+++ Extracted information
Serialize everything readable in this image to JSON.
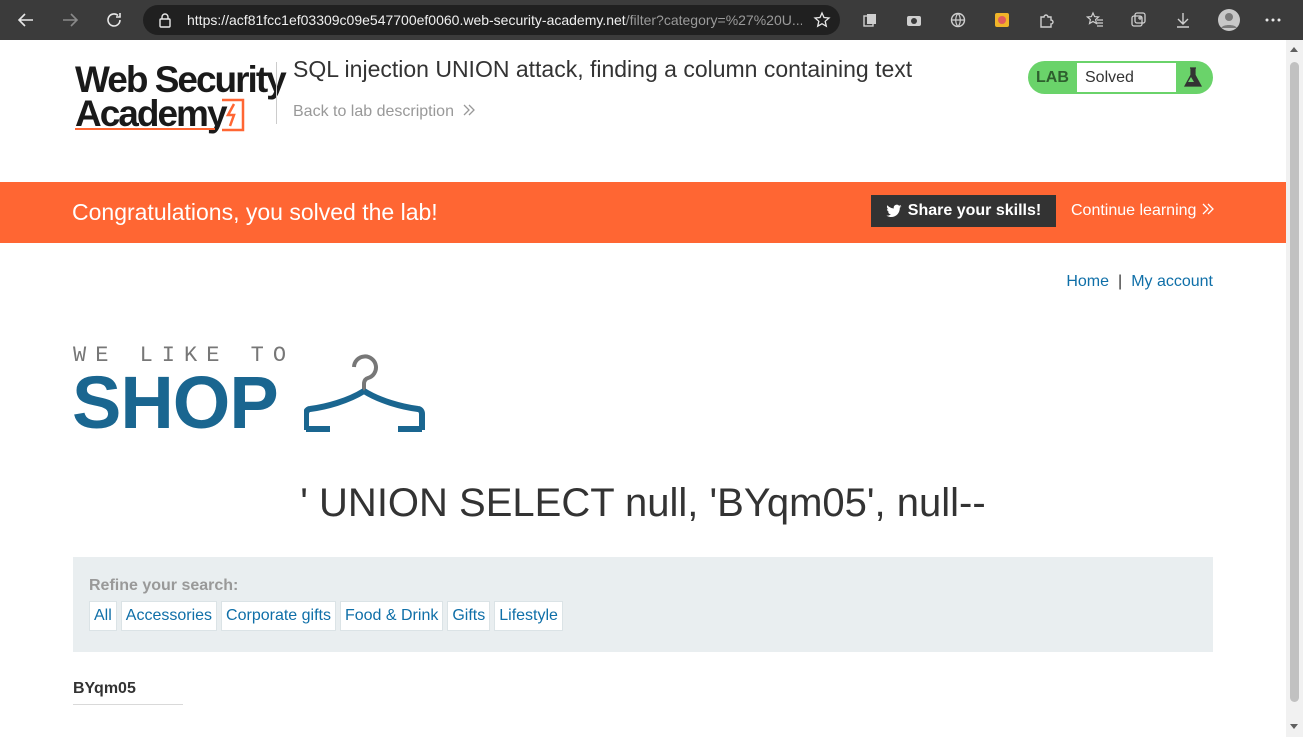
{
  "browser": {
    "url_host": "https://acf81fcc1ef03309c09e547700ef0060.web-security-academy.net",
    "url_path": "/filter?category=%27%20U..."
  },
  "header": {
    "logo_line1": "Web Security",
    "logo_line2": "Academy",
    "lab_title": "SQL injection UNION attack, finding a column containing text",
    "back_link": "Back to lab description",
    "lab_badge_label": "LAB",
    "lab_status": "Solved"
  },
  "banner": {
    "text": "Congratulations, you solved the lab!",
    "share_label": "Share your skills!",
    "continue_label": "Continue learning"
  },
  "nav": {
    "home": "Home",
    "separator": "|",
    "account": "My account"
  },
  "shop_logo": {
    "tagline": "WE LIKE TO",
    "word": "SHOP"
  },
  "main": {
    "query_title": "' UNION SELECT null, 'BYqm05', null--",
    "refine_label": "Refine your search:",
    "filters": [
      "All",
      "Accessories",
      "Corporate gifts",
      "Food & Drink",
      "Gifts",
      "Lifestyle"
    ],
    "result": "BYqm05"
  },
  "colors": {
    "banner": "#ff6633",
    "badge": "#6ad36a",
    "link": "#0f6fa8",
    "shop_blue": "#1a6690"
  }
}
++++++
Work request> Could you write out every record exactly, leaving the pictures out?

Written answer>
Serialize everything readable in this image to JSON.
{
  "browser": {
    "url_host": "https://acf81fcc1ef03309c09e547700ef0060.web-security-academy.net",
    "url_path": "/filter?category=%27%20U..."
  },
  "header": {
    "logo_line1": "Web Security",
    "logo_line2": "Academy",
    "lab_title": "SQL injection UNION attack, finding a column containing text",
    "back_link": "Back to lab description",
    "lab_badge_label": "LAB",
    "lab_status": "Solved"
  },
  "banner": {
    "text": "Congratulations, you solved the lab!",
    "share_label": "Share your skills!",
    "continue_label": "Continue learning"
  },
  "nav": {
    "home": "Home",
    "separator": "|",
    "account": "My account"
  },
  "shop_logo": {
    "tagline": "WE LIKE TO",
    "word": "SHOP"
  },
  "main": {
    "query_title": "' UNION SELECT null, 'BYqm05', null--",
    "refine_label": "Refine your search:",
    "filters": [
      "All",
      "Accessories",
      "Corporate gifts",
      "Food & Drink",
      "Gifts",
      "Lifestyle"
    ],
    "result": "BYqm05"
  },
  "colors": {
    "banner": "#ff6633",
    "badge": "#6ad36a",
    "link": "#0f6fa8",
    "shop_blue": "#1a6690"
  }
}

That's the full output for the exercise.